Items from an interface collection
▬▬▬
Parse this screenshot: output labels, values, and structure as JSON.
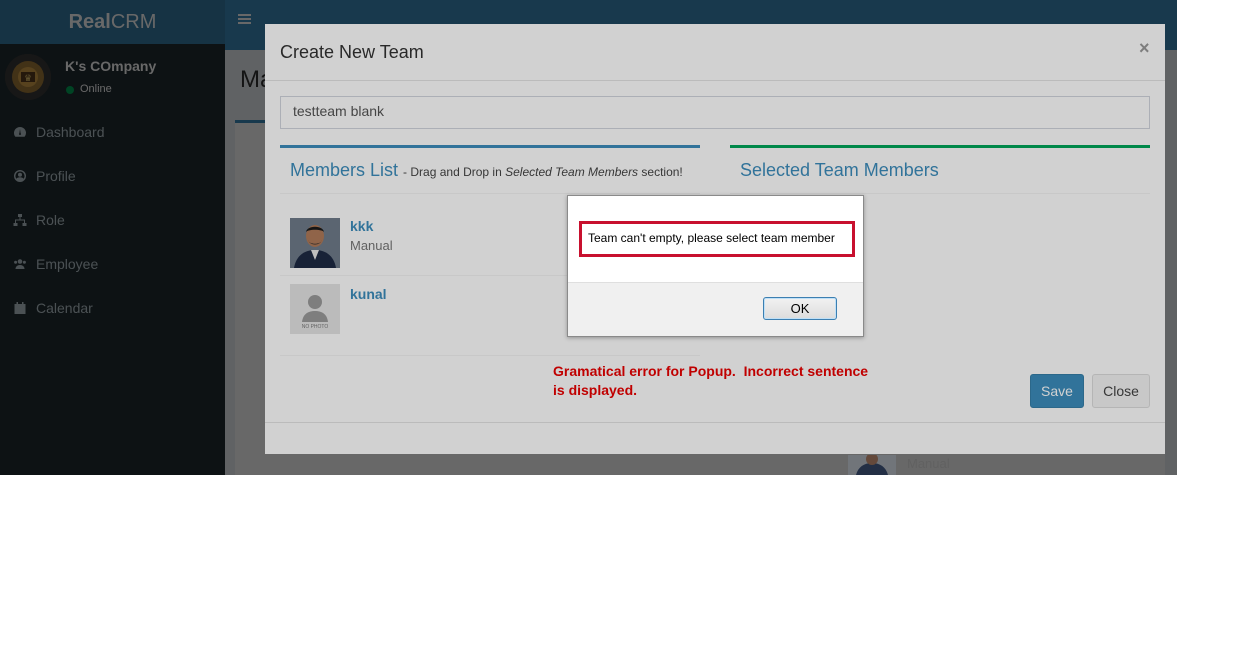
{
  "app": {
    "logo_bold": "Real",
    "logo_regular": "CRM",
    "user": {
      "name": "K's COmpany",
      "status": "Online"
    },
    "menu": [
      {
        "label": "Dashboard",
        "icon": "dashboard-icon"
      },
      {
        "label": "Profile",
        "icon": "user-circle-icon"
      },
      {
        "label": "Role",
        "icon": "sitemap-icon"
      },
      {
        "label": "Employee",
        "icon": "users-icon"
      },
      {
        "label": "Calendar",
        "icon": "calendar-icon"
      }
    ],
    "content_title": "Ma"
  },
  "modal": {
    "title": "Create New Team",
    "close_symbol": "×",
    "team_name_value": "testteam blank",
    "members_panel": {
      "title": "Members List",
      "hint_prefix": "- Drag and Drop in",
      "hint_italic": "Selected Team Members",
      "hint_suffix": "section!",
      "members": [
        {
          "name": "kkk",
          "role": "Manual",
          "photo": "person-photo"
        },
        {
          "name": "kunal",
          "role": "",
          "photo": "no-photo-placeholder",
          "photo_text": "NO PHOTO"
        }
      ]
    },
    "selected_panel": {
      "title": "Selected Team Members"
    },
    "save_label": "Save",
    "close_label": "Close",
    "peek_role": "Manual"
  },
  "alert": {
    "message": "Team can't empty, please select team member",
    "ok_label": "OK"
  },
  "annotation": {
    "line1": "Gramatical error for Popup.  Incorrect sentence",
    "line2": "is displayed.",
    "color": "#c00000"
  },
  "colors": {
    "primary": "#3c8dbc",
    "success": "#00a65a",
    "sidebar": "#222d32",
    "highlight": "#c8102e"
  }
}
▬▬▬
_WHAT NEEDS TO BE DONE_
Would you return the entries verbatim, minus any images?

_SOLUTION FOR THIS TASK_
Parse this screenshot: output labels, values, and structure as JSON.
{
  "app": {
    "logo_bold": "Real",
    "logo_regular": "CRM",
    "user": {
      "name": "K's COmpany",
      "status": "Online"
    },
    "menu": [
      {
        "label": "Dashboard",
        "icon": "dashboard-icon"
      },
      {
        "label": "Profile",
        "icon": "user-circle-icon"
      },
      {
        "label": "Role",
        "icon": "sitemap-icon"
      },
      {
        "label": "Employee",
        "icon": "users-icon"
      },
      {
        "label": "Calendar",
        "icon": "calendar-icon"
      }
    ],
    "content_title": "Ma"
  },
  "modal": {
    "title": "Create New Team",
    "close_symbol": "×",
    "team_name_value": "testteam blank",
    "members_panel": {
      "title": "Members List",
      "hint_prefix": "- Drag and Drop in",
      "hint_italic": "Selected Team Members",
      "hint_suffix": "section!",
      "members": [
        {
          "name": "kkk",
          "role": "Manual",
          "photo": "person-photo"
        },
        {
          "name": "kunal",
          "role": "",
          "photo": "no-photo-placeholder",
          "photo_text": "NO PHOTO"
        }
      ]
    },
    "selected_panel": {
      "title": "Selected Team Members"
    },
    "save_label": "Save",
    "close_label": "Close",
    "peek_role": "Manual"
  },
  "alert": {
    "message": "Team can't empty, please select team member",
    "ok_label": "OK"
  },
  "annotation": {
    "line1": "Gramatical error for Popup.  Incorrect sentence",
    "line2": "is displayed.",
    "color": "#c00000"
  },
  "colors": {
    "primary": "#3c8dbc",
    "success": "#00a65a",
    "sidebar": "#222d32",
    "highlight": "#c8102e"
  }
}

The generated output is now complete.